**Exercise description**. Each entry below is to be returned exactly, with any pictures left out.

(Records contained in a dataset)

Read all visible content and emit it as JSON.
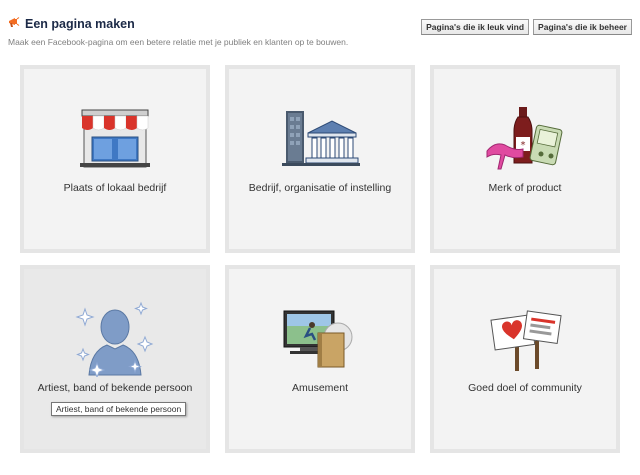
{
  "header": {
    "title": "Een pagina maken",
    "subtitle": "Maak een Facebook-pagina om een betere relatie met je publiek en klanten op te bouwen.",
    "buttons": [
      "Pagina's die ik leuk vind",
      "Pagina's die ik beheer"
    ]
  },
  "categories": [
    {
      "label": "Plaats of lokaal bedrijf",
      "icon": "storefront-icon"
    },
    {
      "label": "Bedrijf, organisatie of instelling",
      "icon": "office-building-icon"
    },
    {
      "label": "Merk of product",
      "icon": "products-icon"
    },
    {
      "label": "Artiest, band of bekende persoon",
      "icon": "celebrity-silhouette-icon",
      "tooltip": "Artiest, band of bekende persoon"
    },
    {
      "label": "Amusement",
      "icon": "entertainment-icon"
    },
    {
      "label": "Goed doel of community",
      "icon": "protest-signs-icon"
    }
  ],
  "colors": {
    "title": "#1c2a47",
    "tile_border": "#e5e5e5",
    "tile_bg": "#f3f3f3",
    "header_icon": "#f36c21"
  }
}
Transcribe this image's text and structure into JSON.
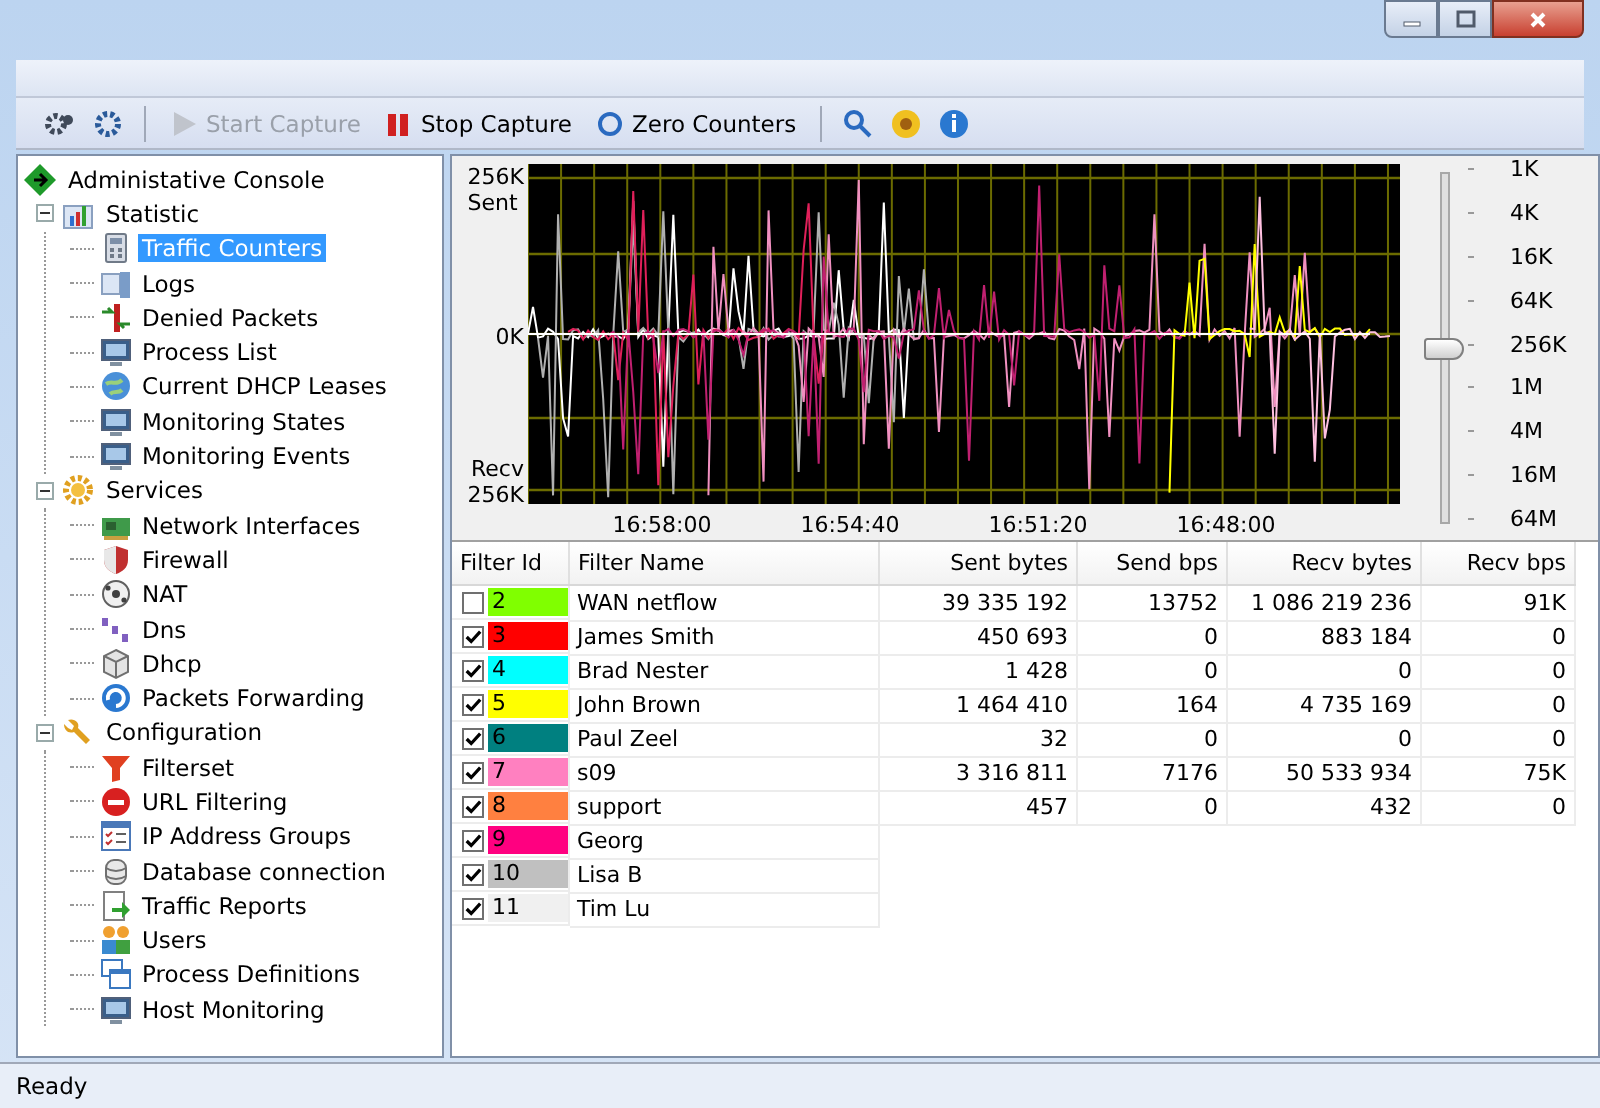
{
  "toolbar": {
    "buttons": [
      {
        "label": "Start Capture",
        "disabled": true
      },
      {
        "label": "Stop Capture",
        "disabled": false
      },
      {
        "label": "Zero Counters",
        "disabled": false
      }
    ]
  },
  "tree": {
    "label": "Administative Console",
    "children": [
      {
        "label": "Statistic",
        "expanded": true,
        "children": [
          {
            "label": "Traffic Counters",
            "selected": true
          },
          {
            "label": "Logs",
            "selected": false
          },
          {
            "label": "Denied Packets",
            "selected": false
          },
          {
            "label": "Process List",
            "selected": false
          },
          {
            "label": "Current DHCP Leases",
            "selected": false
          },
          {
            "label": "Monitoring States",
            "selected": false
          },
          {
            "label": "Monitoring Events",
            "selected": false
          }
        ]
      },
      {
        "label": "Services",
        "expanded": true,
        "children": [
          {
            "label": "Network Interfaces",
            "selected": false
          },
          {
            "label": "Firewall",
            "selected": false
          },
          {
            "label": "NAT",
            "selected": false
          },
          {
            "label": "Dns",
            "selected": false
          },
          {
            "label": "Dhcp",
            "selected": false
          },
          {
            "label": "Packets Forwarding",
            "selected": false
          }
        ]
      },
      {
        "label": "Configuration",
        "expanded": true,
        "children": [
          {
            "label": "Filterset",
            "selected": false
          },
          {
            "label": "URL Filtering",
            "selected": false
          },
          {
            "label": "IP Address Groups",
            "selected": false
          },
          {
            "label": "Database connection",
            "selected": false
          },
          {
            "label": "Traffic Reports",
            "selected": false
          },
          {
            "label": "Users",
            "selected": false
          },
          {
            "label": "Process Definitions",
            "selected": false
          },
          {
            "label": "Host Monitoring",
            "selected": false
          }
        ]
      }
    ]
  },
  "graph": {
    "sent_value": "256K",
    "sent_caption": "Sent",
    "zero_value": "0K",
    "recv_caption": "Recv",
    "recv_value": "256K",
    "time_labels": [
      "16:58:00",
      "16:54:40",
      "16:51:20",
      "16:48:00"
    ]
  },
  "zoom_slider": {
    "level": 0.5,
    "scale_labels": [
      "1K",
      "4K",
      "16K",
      "64K",
      "256K",
      "1M",
      "4M",
      "16M",
      "64M"
    ]
  },
  "table": {
    "columns": [
      "Filter Id",
      "Filter Name",
      "Sent bytes",
      "Send bps",
      "Recv bytes",
      "Recv bps"
    ],
    "rows": [
      {
        "checked": false,
        "color": "#80ff00",
        "id": "2",
        "name": "WAN netflow",
        "sent": "39 335 192",
        "send_bps": "13752",
        "recv": "1 086 219 236",
        "recv_bps": "91K"
      },
      {
        "checked": true,
        "color": "#ff0000",
        "id": "3",
        "name": "James Smith",
        "sent": "450 693",
        "send_bps": "0",
        "recv": "883 184",
        "recv_bps": "0"
      },
      {
        "checked": true,
        "color": "#00ffff",
        "id": "4",
        "name": "Brad Nester",
        "sent": "1 428",
        "send_bps": "0",
        "recv": "0",
        "recv_bps": "0"
      },
      {
        "checked": true,
        "color": "#ffff00",
        "id": "5",
        "name": "John Brown",
        "sent": "1 464 410",
        "send_bps": "164",
        "recv": "4 735 169",
        "recv_bps": "0"
      },
      {
        "checked": true,
        "color": "#008080",
        "id": "6",
        "name": "Paul Zeel",
        "sent": "32",
        "send_bps": "0",
        "recv": "0",
        "recv_bps": "0"
      },
      {
        "checked": true,
        "color": "#ff80c0",
        "id": "7",
        "name": "s09",
        "sent": "3 316 811",
        "send_bps": "7176",
        "recv": "50 533 934",
        "recv_bps": "75K"
      },
      {
        "checked": true,
        "color": "#ff8040",
        "id": "8",
        "name": "support",
        "sent": "457",
        "send_bps": "0",
        "recv": "432",
        "recv_bps": "0"
      },
      {
        "checked": true,
        "color": "#ff0080",
        "id": "9",
        "name": "Georg"
      },
      {
        "checked": true,
        "color": "#c0c0c0",
        "id": "10",
        "name": "Lisa B"
      },
      {
        "checked": true,
        "color": "#f0f0f0",
        "id": "11",
        "name": "Tim Lu"
      }
    ]
  },
  "status_bar": "Ready"
}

**Task answer**.
Read all visible content and emit it as JSON.
{
  "header": {
    "title": "Een pagina maken",
    "subtitle": "Maak een Facebook-pagina om een betere relatie met je publiek en klanten op te bouwen.",
    "buttons": [
      "Pagina's die ik leuk vind",
      "Pagina's die ik beheer"
    ]
  },
  "categories": [
    {
      "label": "Plaats of lokaal bedrijf",
      "icon": "storefront-icon"
    },
    {
      "label": "Bedrijf, organisatie of instelling",
      "icon": "office-building-icon"
    },
    {
      "label": "Merk of product",
      "icon": "products-icon"
    },
    {
      "label": "Artiest, band of bekende persoon",
      "icon": "celebrity-silhouette-icon",
      "tooltip": "Artiest, band of bekende persoon"
    },
    {
      "label": "Amusement",
      "icon": "entertainment-icon"
    },
    {
      "label": "Goed doel of community",
      "icon": "protest-signs-icon"
    }
  ],
  "colors": {
    "title": "#1c2a47",
    "tile_border": "#e5e5e5",
    "tile_bg": "#f3f3f3",
    "header_icon": "#f36c21"
  }
}
Transcribe this image's text and structure into JSON.
{
  "toolbar": {
    "buttons": [
      {
        "label": "Start Capture",
        "disabled": true
      },
      {
        "label": "Stop Capture",
        "disabled": false
      },
      {
        "label": "Zero Counters",
        "disabled": false
      }
    ]
  },
  "tree": {
    "label": "Administative Console",
    "children": [
      {
        "label": "Statistic",
        "expanded": true,
        "children": [
          {
            "label": "Traffic Counters",
            "selected": true
          },
          {
            "label": "Logs",
            "selected": false
          },
          {
            "label": "Denied Packets",
            "selected": false
          },
          {
            "label": "Process List",
            "selected": false
          },
          {
            "label": "Current DHCP Leases",
            "selected": false
          },
          {
            "label": "Monitoring States",
            "selected": false
          },
          {
            "label": "Monitoring Events",
            "selected": false
          }
        ]
      },
      {
        "label": "Services",
        "expanded": true,
        "children": [
          {
            "label": "Network Interfaces",
            "selected": false
          },
          {
            "label": "Firewall",
            "selected": false
          },
          {
            "label": "NAT",
            "selected": false
          },
          {
            "label": "Dns",
            "selected": false
          },
          {
            "label": "Dhcp",
            "selected": false
          },
          {
            "label": "Packets Forwarding",
            "selected": false
          }
        ]
      },
      {
        "label": "Configuration",
        "expanded": true,
        "children": [
          {
            "label": "Filterset",
            "selected": false
          },
          {
            "label": "URL Filtering",
            "selected": false
          },
          {
            "label": "IP Address Groups",
            "selected": false
          },
          {
            "label": "Database connection",
            "selected": false
          },
          {
            "label": "Traffic Reports",
            "selected": false
          },
          {
            "label": "Users",
            "selected": false
          },
          {
            "label": "Process Definitions",
            "selected": false
          },
          {
            "label": "Host Monitoring",
            "selected": false
          }
        ]
      }
    ]
  },
  "graph": {
    "sent_value": "256K",
    "sent_caption": "Sent",
    "zero_value": "0K",
    "recv_caption": "Recv",
    "recv_value": "256K",
    "time_labels": [
      "16:58:00",
      "16:54:40",
      "16:51:20",
      "16:48:00"
    ]
  },
  "zoom_slider": {
    "level": 0.5,
    "scale_labels": [
      "1K",
      "4K",
      "16K",
      "64K",
      "256K",
      "1M",
      "4M",
      "16M",
      "64M"
    ]
  },
  "table": {
    "columns": [
      "Filter Id",
      "Filter Name",
      "Sent bytes",
      "Send bps",
      "Recv bytes",
      "Recv bps"
    ],
    "rows": [
      {
        "checked": false,
        "color": "#80ff00",
        "id": "2",
        "name": "WAN netflow",
        "sent": "39 335 192",
        "send_bps": "13752",
        "recv": "1 086 219 236",
        "recv_bps": "91K"
      },
      {
        "checked": true,
        "color": "#ff0000",
        "id": "3",
        "name": "James Smith",
        "sent": "450 693",
        "send_bps": "0",
        "recv": "883 184",
        "recv_bps": "0"
      },
      {
        "checked": true,
        "color": "#00ffff",
        "id": "4",
        "name": "Brad Nester",
        "sent": "1 428",
        "send_bps": "0",
        "recv": "0",
        "recv_bps": "0"
      },
      {
        "checked": true,
        "color": "#ffff00",
        "id": "5",
        "name": "John Brown",
        "sent": "1 464 410",
        "send_bps": "164",
        "recv": "4 735 169",
        "recv_bps": "0"
      },
      {
        "checked": true,
        "color": "#008080",
        "id": "6",
        "name": "Paul Zeel",
        "sent": "32",
        "send_bps": "0",
        "recv": "0",
        "recv_bps": "0"
      },
      {
        "checked": true,
        "color": "#ff80c0",
        "id": "7",
        "name": "s09",
        "sent": "3 316 811",
        "send_bps": "7176",
        "recv": "50 533 934",
        "recv_bps": "75K"
      },
      {
        "checked": true,
        "color": "#ff8040",
        "id": "8",
        "name": "support",
        "sent": "457",
        "send_bps": "0",
        "recv": "432",
        "recv_bps": "0"
      },
      {
        "checked": true,
        "color": "#ff0080",
        "id": "9",
        "name": "Georg"
      },
      {
        "checked": true,
        "color": "#c0c0c0",
        "id": "10",
        "name": "Lisa B"
      },
      {
        "checked": true,
        "color": "#f0f0f0",
        "id": "11",
        "name": "Tim Lu"
      }
    ]
  },
  "status_bar": "Ready"
}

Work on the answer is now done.